Thursday, 1 October 2015

Space Oddities, Film Review: Metropolis (1927)

Currently, the concept of modern films having larger than life sets, props, and special effects is to be expected, with grand fictional city skylines created from the ground up just for the production itself, that don't actually exist anywhere but in there own universe, this is very common ground. But in the beginning of cinema, such visuals were astounding, that such a large, grand vista could be portrayed on screen, that was nothing you could actually find in the real world, a world created entirely by the writer's idea and the artist's hand. This is why Fritz Lang's "Metropolis" (1927) is such an important piece of cinematic history. 
Fig 1. Original Metropolis Poster

The film itself is a statement about industrialisation, and how humans can be both demonised, and objectified as tool's to keep an civilisation afloat, that could at any second collapse on itself if not maintained properly. The film takes place in two main locales; Above the ground in the titular city Metropolis where the upper classes live, and under the ground in the caverns and machine rooms where the worker's live who keep Metropolis running. Throughout the movie we are shown scene's where workers are in distraught, being seriously injured, and even killed by the machines they work at, just so that they can keep the city above running for the upper classes, at what appears to be no consequence or loss to anybody, as if this is a regular affair, or to the people above a necessary sacrifice for them to live their lifestyles. "For starters the geographical and sociological constructs of the film form a particular pattern familiar to those with even a passing knowledge of Judeo-Christian theology.

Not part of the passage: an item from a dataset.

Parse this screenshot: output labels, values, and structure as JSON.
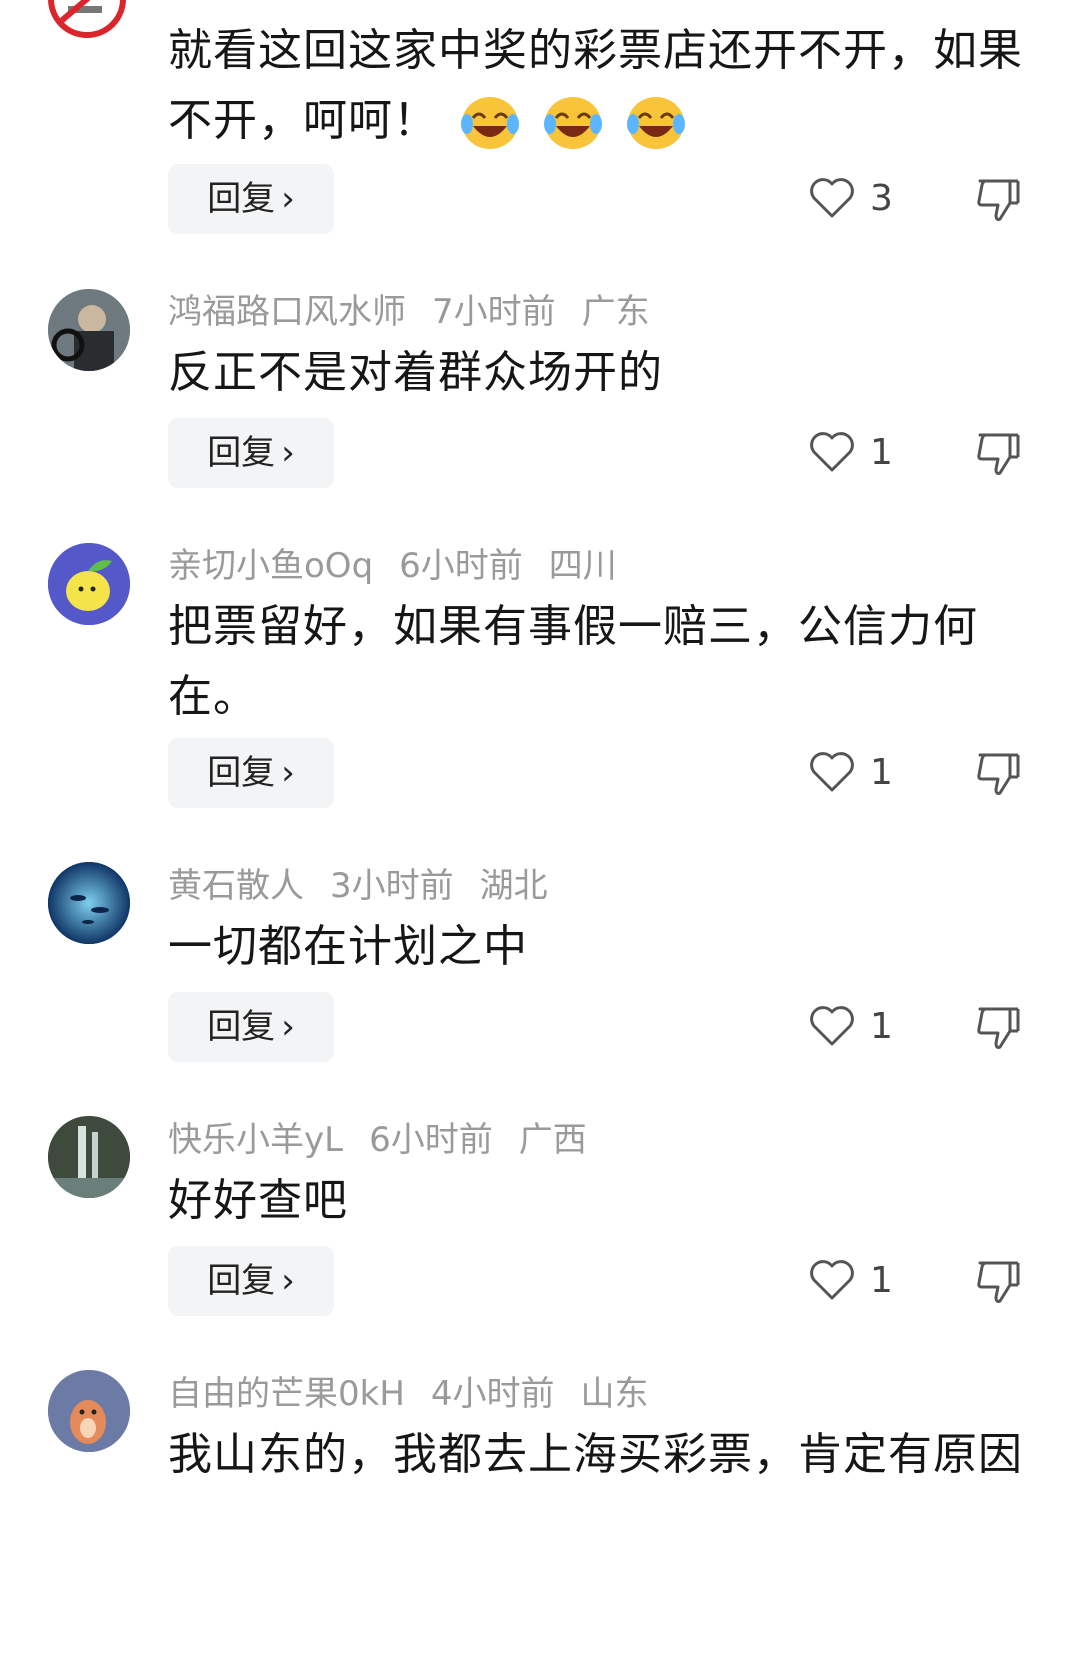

The "metropolis" in question is built on a basis of horizontal stratification. The rich live in the uppermost levels: as the film puts it, "High in the heavens." The workers live in the depths of the mammoth city, far below the surface of the planet, where no natural light ever reaches." (Matthew, 2015)

Fig 2.

Our main protagonist of the film is Freder (Gustav Fröhlich), the son of the master of Metropolis, who ventures down into the caverns and machines, in search of the co-star of the film, Maria (Brigitte Helm) who has briefly came to the surface with a troop of workers children, only to return soon after. After entering the machine rooms he first hand witnesses the situation of the workers and the horror's they go through, visualising the environment as some sort of hellish landscape with one machine becoming a Mayan-esque Temple that consumes the workers. "The workers labor in a monstrous machine, a hellish industrial complex where they must accomplish repetitive and dehumanizing tasks. At one point, the machine is compared to Moloch, the ancient Semitic deity honored by human sacrifices." ("VC" 2010)

At one point he helps another worker who can barely stand after barely stopping his machine from melting down. He takes this workers place for the rest of his shift, and sends that worker in his clothes to the surface to get report back for him, but the worker is soon corrupted by money he finds in Freder's clothes, and is consumed by the pleasures the surface has to offer.

After Reuniting with Maria he is announced as the "Mediator", effectively the force that will unite the two social groups and end the suffering of the workers. This of course does not come without sufficient plot developments and obstacles in their way, one of which is the iconic moment that a doppel-ganger robot of Maria is made by the mad scientist Rotwang (Rudolf Klein-Rogge ) who's tasked with entering the workers society of ruining Maria's reputation with them, so they will no longer rebel as Freder's father has been fearing, she then runs amuck in the city, raising hell even bringing the men of the surface to murder out of lust.

Fig 3.

The design of the robot that Maria's likeness is given too is iconic even to this day, having a strange steam punk like design to it, almost looking like an eventual inspiration for C-3PO from Star Wars' design, I could even recognise the robot before I'd seen the film purely from pop culture references.
"And, of course, what could be more expressionistic than the design of the Machine Man (which, in the parlance of the day, was called a Man despite its obviously feminine trappings)? That’s probably the image most people have of the film, even if they’ve only heard of it without ever seeing it." (Pick, 2015)


"Matthew (2015):
"Vigilant Citizen" (2010):
Steve, P (2015):

Illustration List:
Fig.1 (Poster)
Fig.2 (Screenshot, Fritz Lang)
Fig.3 (Screenshot, Fritz Lang)


  1. Nice review Brad :)

    Just be careful that you don't slip into using the 1st person, as you have done at the very end - use the 3rd person, and that way your writing stays academic-sounding. Also, just have another quick look at the referencing guide to make sure that your bibliography is set out as it should be -

    1. Ah, almost there, thank you Jackie ! :)